Cat Varieties: Domestic longhaired
Domestic longhaired cats are the proper name for cats with medium or long
fur, if they are not a pedigreed member of a recognized breed. These cats make
excellent family pets for people who are prepared to give their coat the extra
care it needs.
Domestic longhaired cats come in all the standard cat colors including tabby,
tortie, bi-colored etc. If their fur combines several shades of the same color
they may be referred to as a smoke.
Some domestic longhaired cats are not able to maintain their own coat - they
must be groomed for at least half an hour per day, even bathed every week or
two. The cat may not enjoy the bathing process, but if it is bathed and groomed
regularly in its youth, it will accept it as a standard part of its routine.
Very long-haired cats won't make good outside animals, as their coats are very
prone to matting. In some cases, the mats come to resemble wings, leading to
stories of winged cats. The matted fur will usually accumulate in the under arm
areas and upper leg region of a long haired cat. In some extreme cases, the
matted fur can inhibit the cat's movements and cause irritation, and can cause
the cat to become caught on outside shrubs and trees. When this occurs, the
cat's forceful attempts to break away can pull large amounts of clumped fur
away, leaving bald areas and possible injuries.
Video - Longhaired
When such matting of fur occurs, a simple de-matting comb for cats or dogs will
be sufficient to detangle it. At first, the cat may be irritated by the comb,
but gentle brushes each day to ease the fur off will gradually work out the
matted areas, and continued brushing thereafter can help prevent large clumps of
fur from appearing again.
Some owners of long haired cats may feel tempted to cut tangled or matted fur
away with scissors in lieu of combing it out. This should not be done by any
owner not trained to do so, as it can be difficult to distinguish between
hard-matted fur and the skin of a cat. In addition, in extreme circumstances,
heavy-matted fur will harbor bacteria-infested soil or vegetation, which can
cause infection of any cuts accidentally inflicted on the cat by an untrained
owner attempting to cut out matted fur. If a de-matting comb does not work well

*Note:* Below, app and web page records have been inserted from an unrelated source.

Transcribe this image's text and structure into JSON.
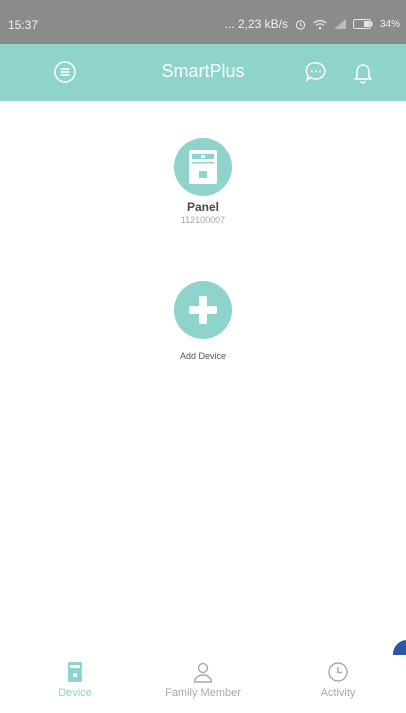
{
  "status_bar": {
    "time": "15:37",
    "network_speed": "... 2,23 kB/s",
    "battery": "34%"
  },
  "header": {
    "title": "SmartPlus",
    "menu_icon": "menu-icon",
    "message_icon": "chat-bubble-icon",
    "notification_icon": "bell-icon"
  },
  "devices": [
    {
      "name": "Panel",
      "id": "112100007",
      "icon": "door-panel-icon"
    }
  ],
  "add_device": {
    "label": "Add Device",
    "icon": "plus-icon"
  },
  "nav": {
    "items": [
      {
        "label": "Device",
        "icon": "device-icon",
        "active": true
      },
      {
        "label": "Family Member",
        "icon": "person-icon",
        "active": false
      },
      {
        "label": "Activity",
        "icon": "clock-icon",
        "active": false
      }
    ]
  },
  "colors": {
    "accent": "#8ed3cc",
    "status_bar": "#8b8b8b",
    "floating_dot": "#2a57a6"
  }
}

enough, the cat should be taken to a groomer, or some cases, a veterinarian, who
will be able to remove heavy matted fur with scissors professionally.